The Jersey Tiger does not have a stomach, and during the months of July and August will settle in the valley to breed. During this period, the Tiger Moths will live entirely off their body fat. Consequently, when they are disturbed, they will tend to fly around without settling which considerably depletes their levels of energy.
As a result, visitors are prohibited from to clapping, shouting or making any noise which might startle the butterflies.
Butterfly Valley is in Two Parts.
Of course, the main attraction to the Valley is the butterflies, however, Petaloudes really is a stunning region. The valley is lined with Oriental Sweetgum and pine trees, amongst others, and a stream runs through the centre. There are various bridges, waterfalls and ponds covered with lily pads.
Even in the sweltering heat, the trail makes for a pleasant walk. The pathway is completely shaded by trees, offering visitors some much needed relief from the sun.
When approaching the second part of the valley, visitors are offered the option to take the small wooden train to the pinnacle. The second part of the trail is all uphill, and all steps, taking around an hour to complete. I opted for the train and then walked back down the path.

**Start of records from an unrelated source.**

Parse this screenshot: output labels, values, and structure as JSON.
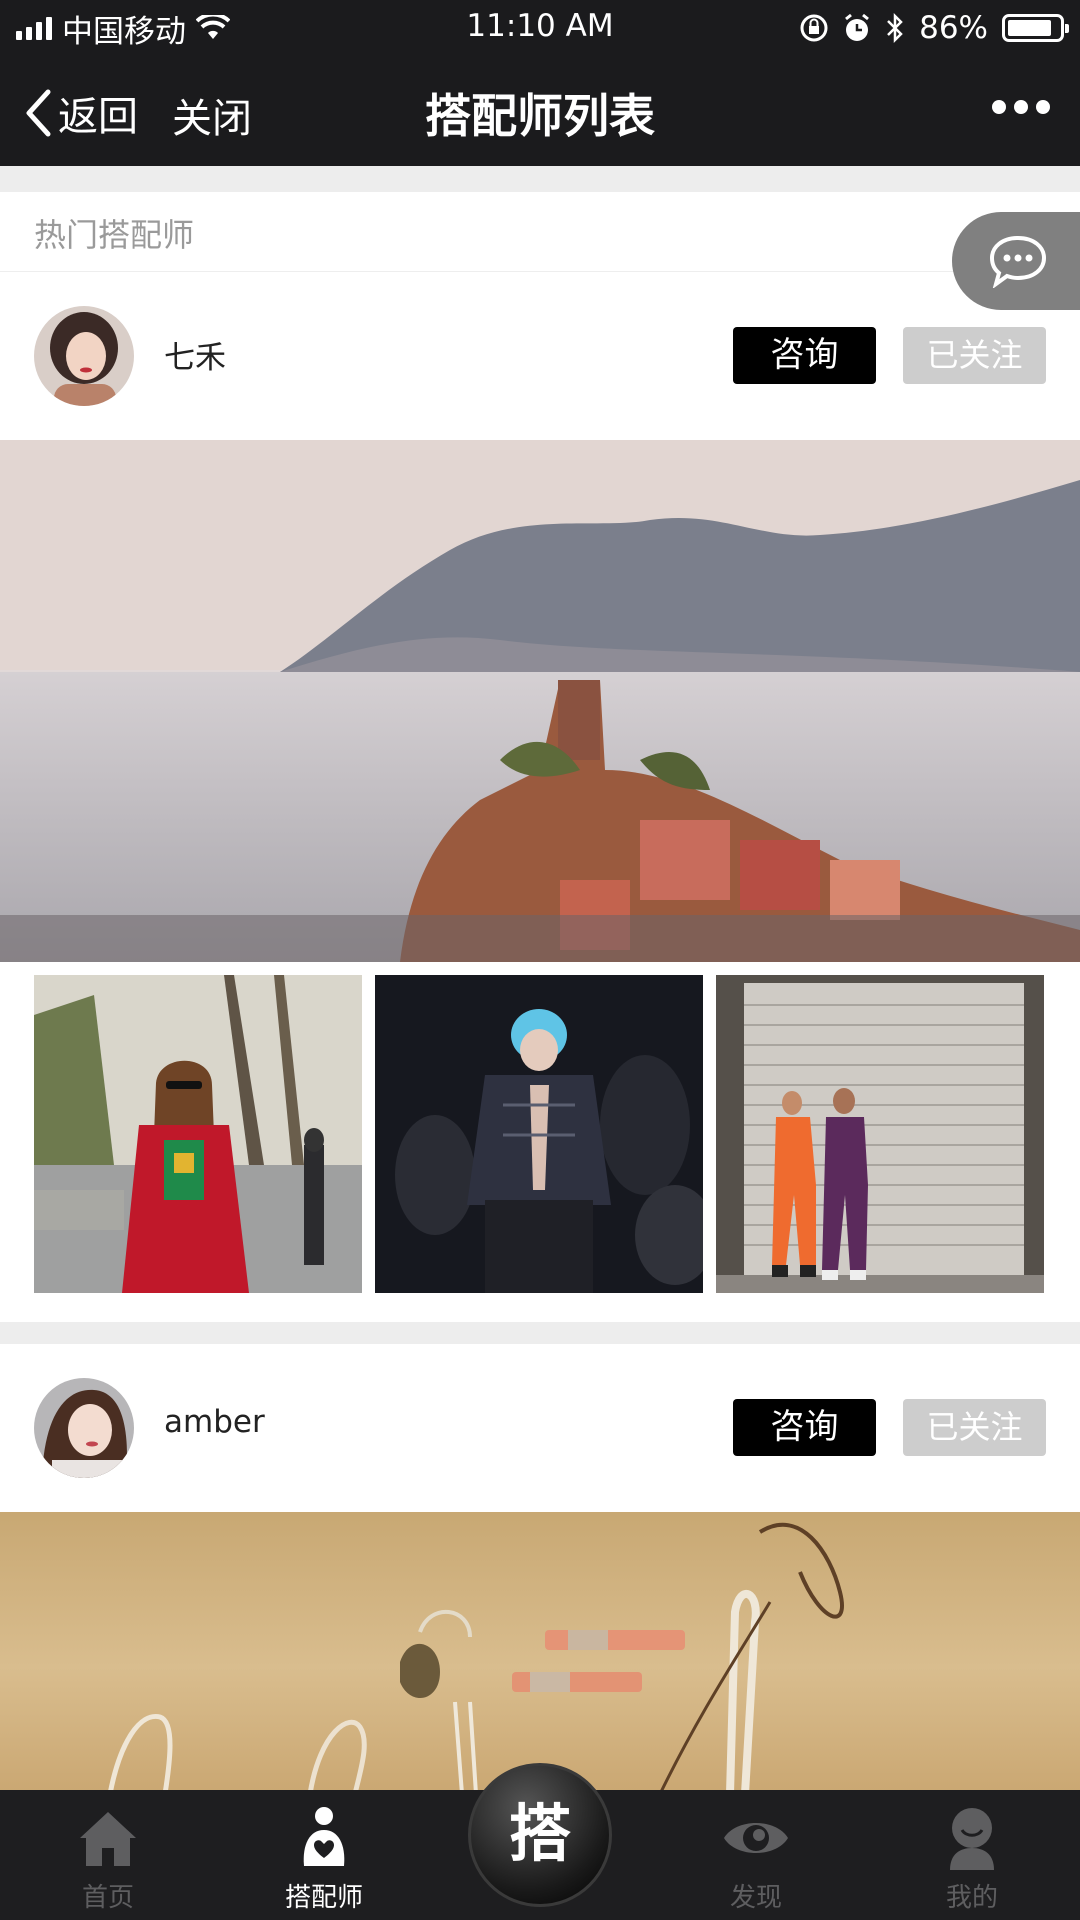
{
  "status_bar": {
    "carrier": "中国移动",
    "time": "11:10 AM",
    "battery": "86%",
    "battery_level": 0.86
  },
  "nav": {
    "back_label": "返回",
    "close_label": "关闭",
    "title": "搭配师列表"
  },
  "section": {
    "title": "热门搭配师"
  },
  "stylists": [
    {
      "name": "七禾",
      "consult_label": "咨询",
      "follow_label": "已关注"
    },
    {
      "name": "amber",
      "consult_label": "咨询",
      "follow_label": "已关注"
    }
  ],
  "tabbar": {
    "items": [
      {
        "label": "首页",
        "icon": "home-icon"
      },
      {
        "label": "搭配师",
        "icon": "stylist-icon"
      },
      {
        "label": "发现",
        "icon": "eye-icon"
      },
      {
        "label": "我的",
        "icon": "profile-icon"
      }
    ],
    "center_label": "搭",
    "active": "搭配师"
  },
  "colors": {
    "bar_bg": "#1b1b1d",
    "consult_bg": "#000000",
    "follow_bg": "#cdcdcd"
  }
}
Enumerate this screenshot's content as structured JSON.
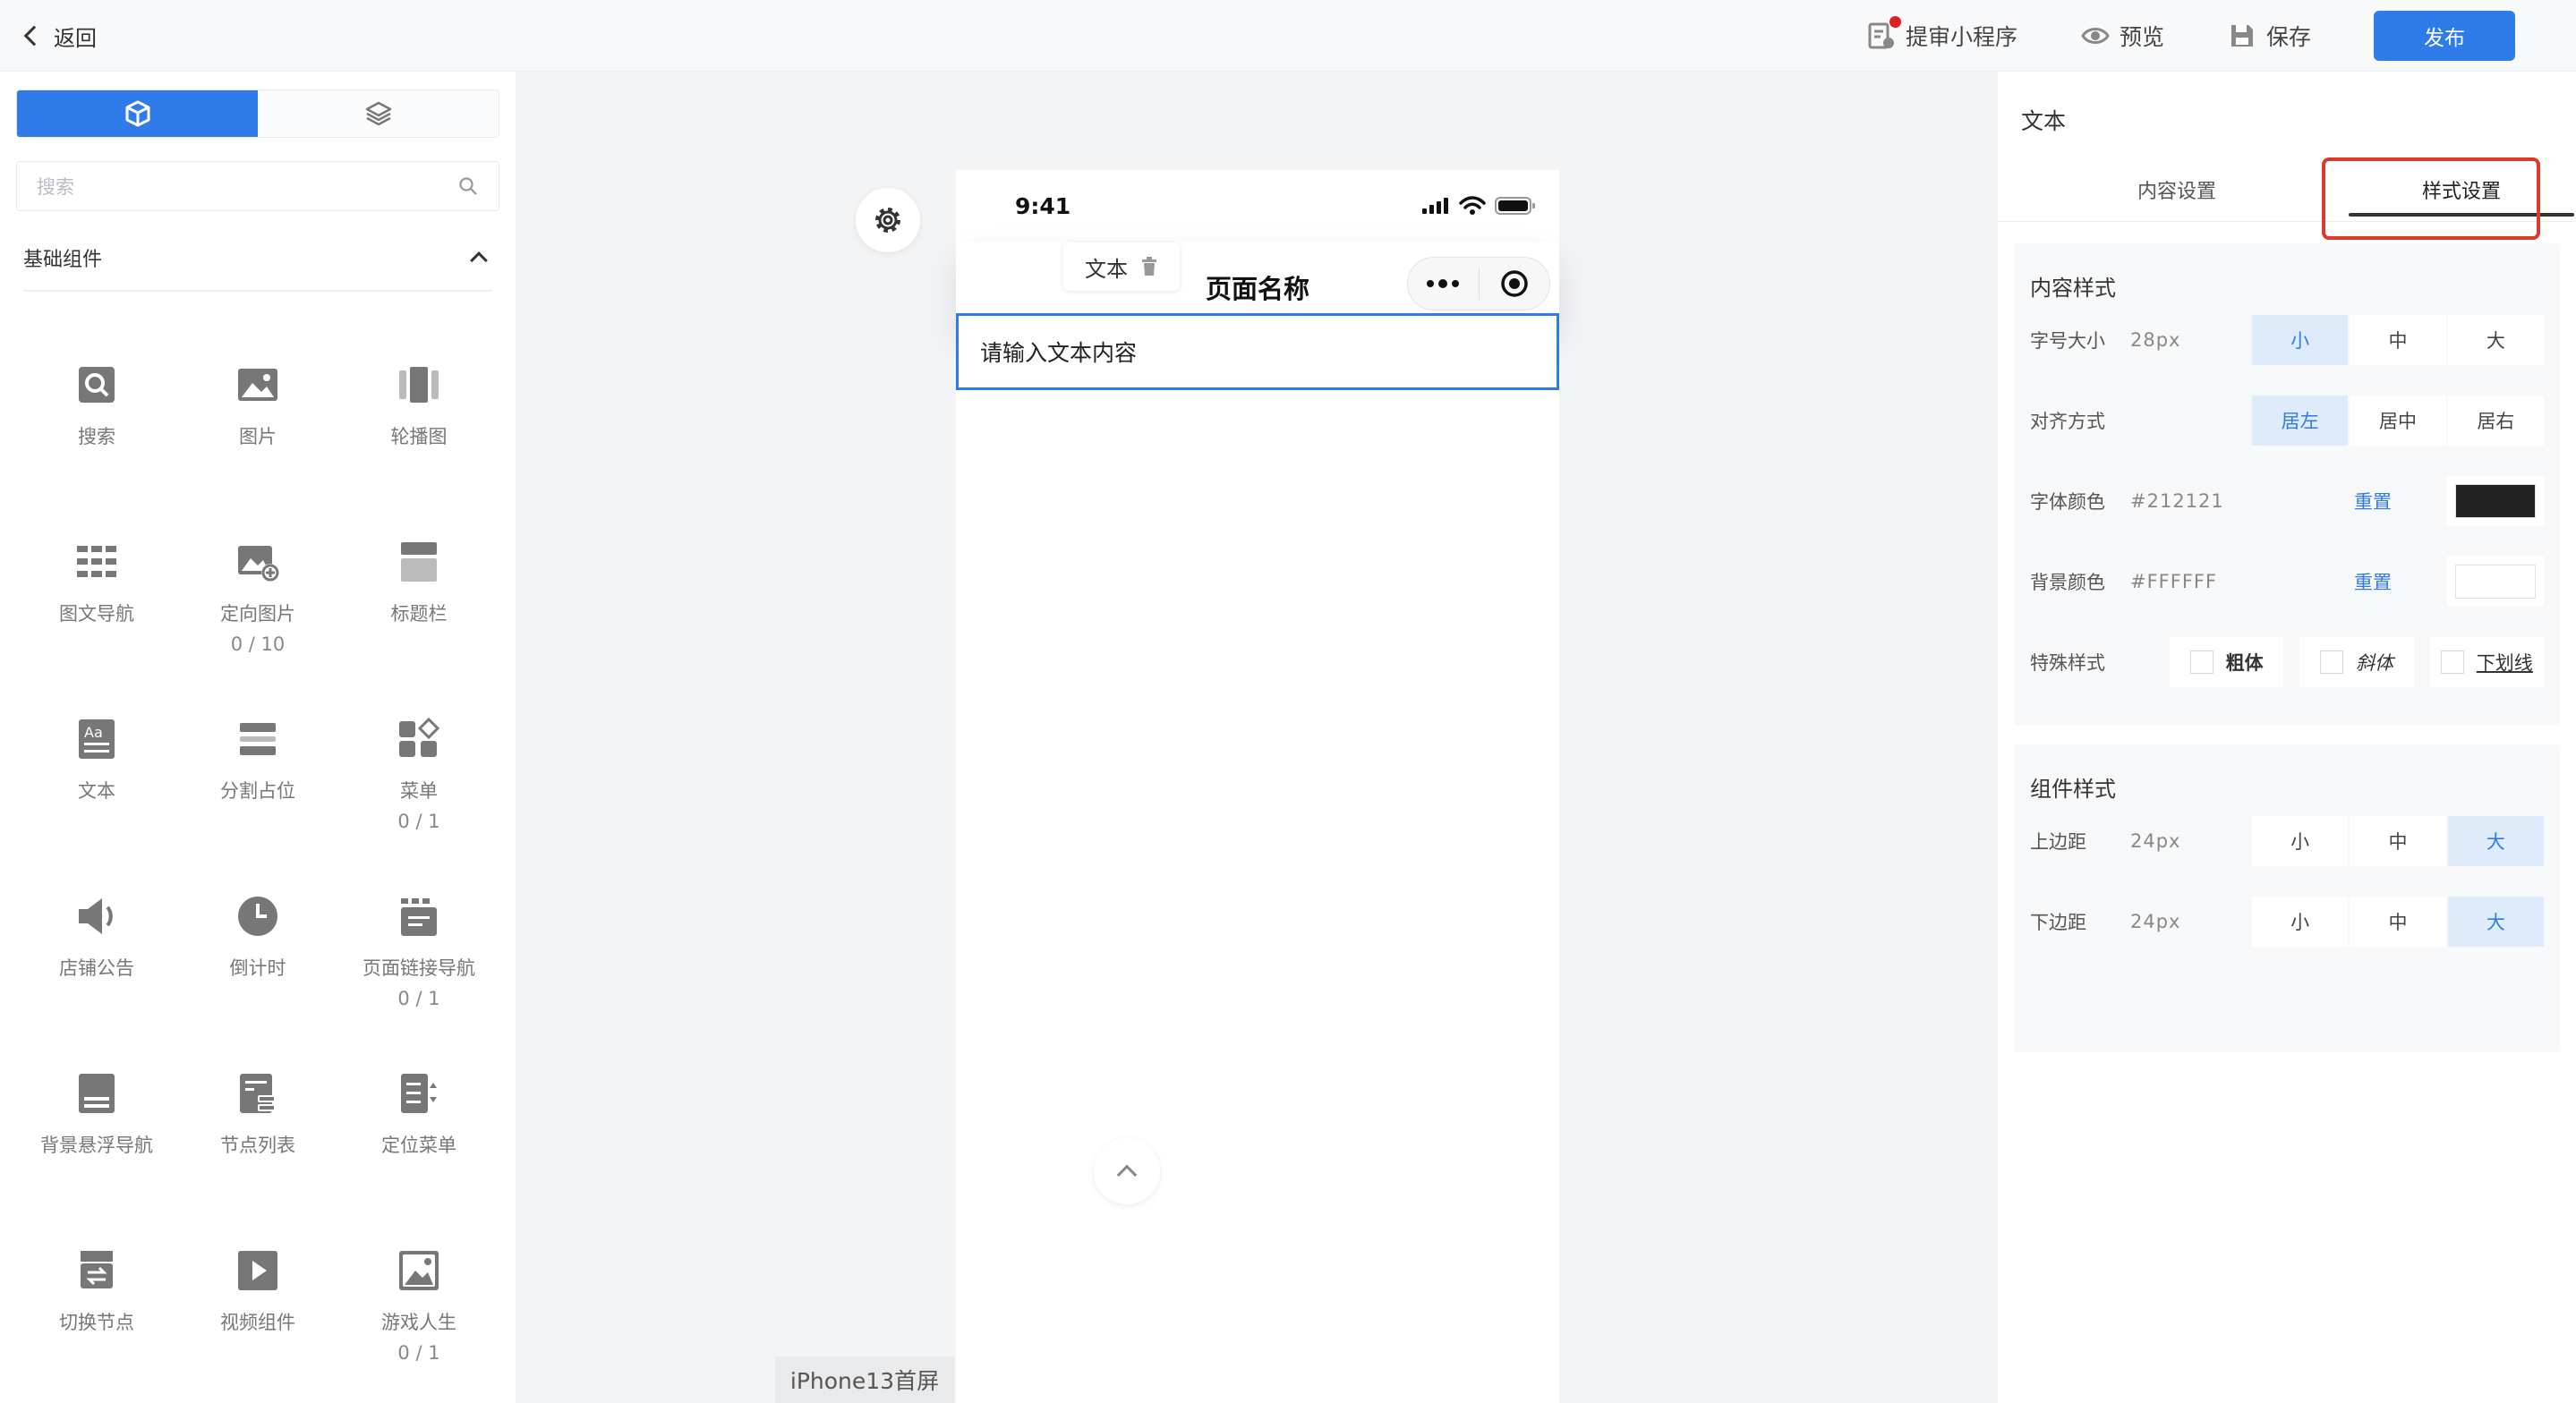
{
  "header": {
    "back_label": "返回",
    "submit_label": "提审小程序",
    "preview_label": "预览",
    "save_label": "保存",
    "publish_label": "发布"
  },
  "left": {
    "search_placeholder": "搜索",
    "section_title": "基础组件",
    "components": [
      {
        "label": "搜索",
        "icon": "search-icon",
        "count": ""
      },
      {
        "label": "图片",
        "icon": "image-icon",
        "count": ""
      },
      {
        "label": "轮播图",
        "icon": "carousel-icon",
        "count": ""
      },
      {
        "label": "图文导航",
        "icon": "grid-nav-icon",
        "count": ""
      },
      {
        "label": "定向图片",
        "icon": "image-plus-icon",
        "count": "0 / 10"
      },
      {
        "label": "标题栏",
        "icon": "title-bar-icon",
        "count": ""
      },
      {
        "label": "文本",
        "icon": "text-icon",
        "count": ""
      },
      {
        "label": "分割占位",
        "icon": "divider-icon",
        "count": ""
      },
      {
        "label": "菜单",
        "icon": "menu-icon",
        "count": "0 / 1"
      },
      {
        "label": "店铺公告",
        "icon": "speaker-icon",
        "count": ""
      },
      {
        "label": "倒计时",
        "icon": "clock-icon",
        "count": ""
      },
      {
        "label": "页面链接导航",
        "icon": "link-nav-icon",
        "count": "0 / 1"
      },
      {
        "label": "背景悬浮导航",
        "icon": "float-nav-icon",
        "count": ""
      },
      {
        "label": "节点列表",
        "icon": "node-list-icon",
        "count": ""
      },
      {
        "label": "定位菜单",
        "icon": "locate-menu-icon",
        "count": ""
      },
      {
        "label": "切换节点",
        "icon": "switch-node-icon",
        "count": ""
      },
      {
        "label": "视频组件",
        "icon": "video-icon",
        "count": ""
      },
      {
        "label": "游戏人生",
        "icon": "game-icon",
        "count": "0 / 1"
      }
    ]
  },
  "canvas": {
    "time": "9:41",
    "page_title": "页面名称",
    "text_placeholder": "请输入文本内容",
    "tag_label": "文本",
    "page_name": "iPhone13首屏"
  },
  "right": {
    "title": "文本",
    "tab_content": "内容设置",
    "tab_style": "样式设置",
    "content_style": {
      "title": "内容样式",
      "font_size_label": "字号大小",
      "font_size_value": "28px",
      "size_small": "小",
      "size_medium": "中",
      "size_large": "大",
      "align_label": "对齐方式",
      "align_left": "居左",
      "align_center": "居中",
      "align_right": "居右",
      "font_color_label": "字体颜色",
      "font_color_value": "#212121",
      "bg_color_label": "背景颜色",
      "bg_color_value": "#FFFFFF",
      "reset_label": "重置",
      "special_label": "特殊样式",
      "bold_label": "粗体",
      "italic_label": "斜体",
      "underline_label": "下划线"
    },
    "component_style": {
      "title": "组件样式",
      "margin_top_label": "上边距",
      "margin_top_value": "24px",
      "margin_bottom_label": "下边距",
      "margin_bottom_value": "24px",
      "small": "小",
      "medium": "中",
      "large": "大"
    }
  },
  "colors": {
    "accent": "#2f7bea",
    "highlight": "#e0392b",
    "font_color_swatch": "#212121",
    "bg_color_swatch": "#FFFFFF"
  }
}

Pictures of Butterfly Valley, RhodesClick thumbnail to view full-size
The Monastery of Kalopetra
At the top of the Valley sits a beautiful, although very small, monastery, The Monastery of Kalopetra. Built in 1780, the monastery was founded by the exiled Alexandros Ypsilantis.
The reasons Ypsilantis founded the monastery are uncertain, some believe that he established the monastery after bring his daughter, who suffered from Tuberculosis, to the area in search of a cure. The spring water from the mountain was believed to have therapeutic properties. Legend has it that out of gratitude, Ypsilantis founded the monastery to honour the Virgin Mary. In contrast, other stories maintain that he founded the monastery after seeing a divine light shining from the area, which helped him and his children survive a dangerous sea storm. I guess we'll never know.
The interior of the monastery is quite exquisite; beautiful paintings adorn the alter as do ornate wooden carvings, and the building is surrounded by a pleasant terrace with exceptional views across the valley.